*** This case is symptomatic of the new wave of patent litigation where aggres- sive plaintiffs substitute purported “expert” testimony for actual evidence and seek lottery-like verdicts without any connection to the real world. The Georgia-Pacific framework is intended to ensure that royalty damages both fulfill the Patent Act’s mandate of “reasonableness” and bear some rational connection to commercial transactions that might actually be entered into by the parties. The jackpot justice rendered by the jury in this case is neither reasonable nor rational, and reflects the absence of the judicial safeguards against unreliable expert testimony mandated by the Supreme Court in Daubert, Joiner, and Kumho Tire, and codified in Rule 702.

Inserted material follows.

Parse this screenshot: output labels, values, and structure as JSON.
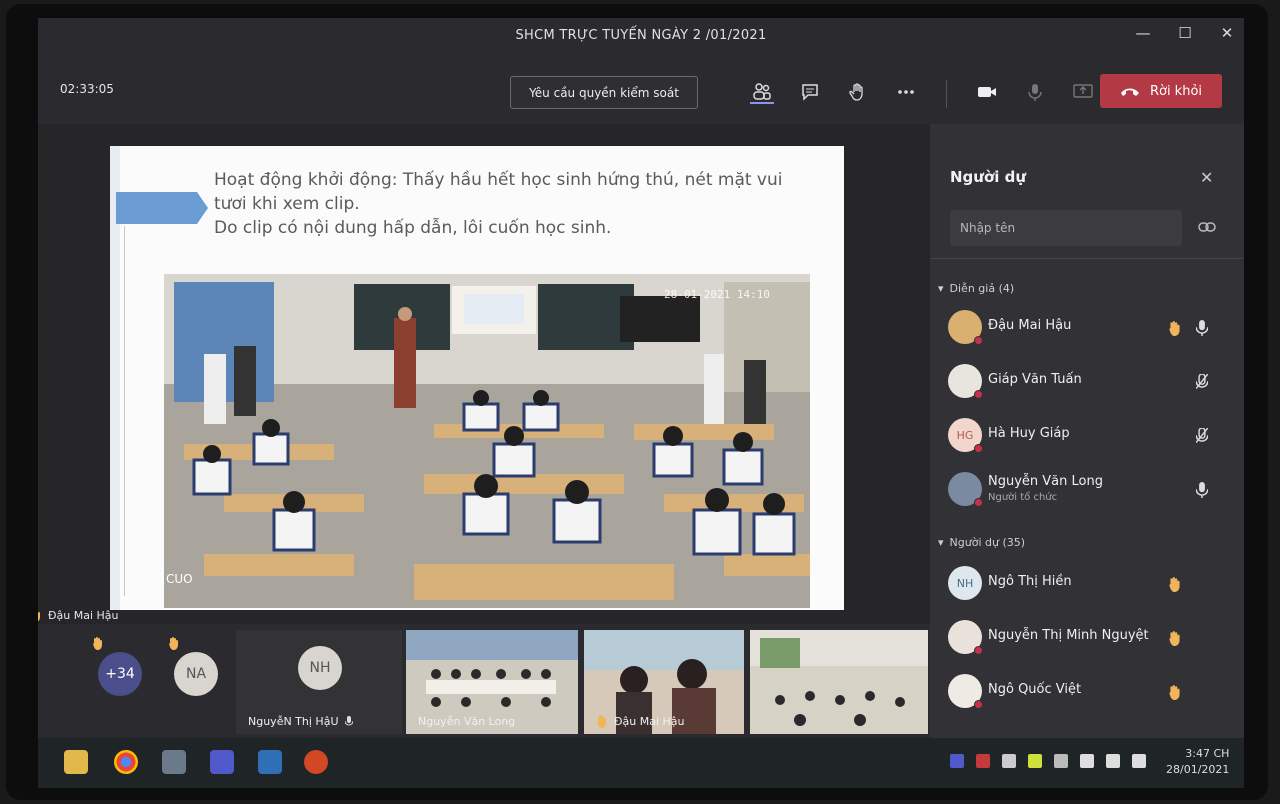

If Mr. Wagner’s “baseline royalty” analysis “satisfie[s] Rule 702 and Daubert,” as the panel decision held, then the very clear message to trial courts with respect to patent damages experts is: “anything goes.” En banc review is war- ranted to curb the plague of unreliable “expert” opinions that threaten the reason- ableness and rationality of our patent damages system. After this Court took steps in Lucent to rectify damage awards that have run amok, the decision here risks re-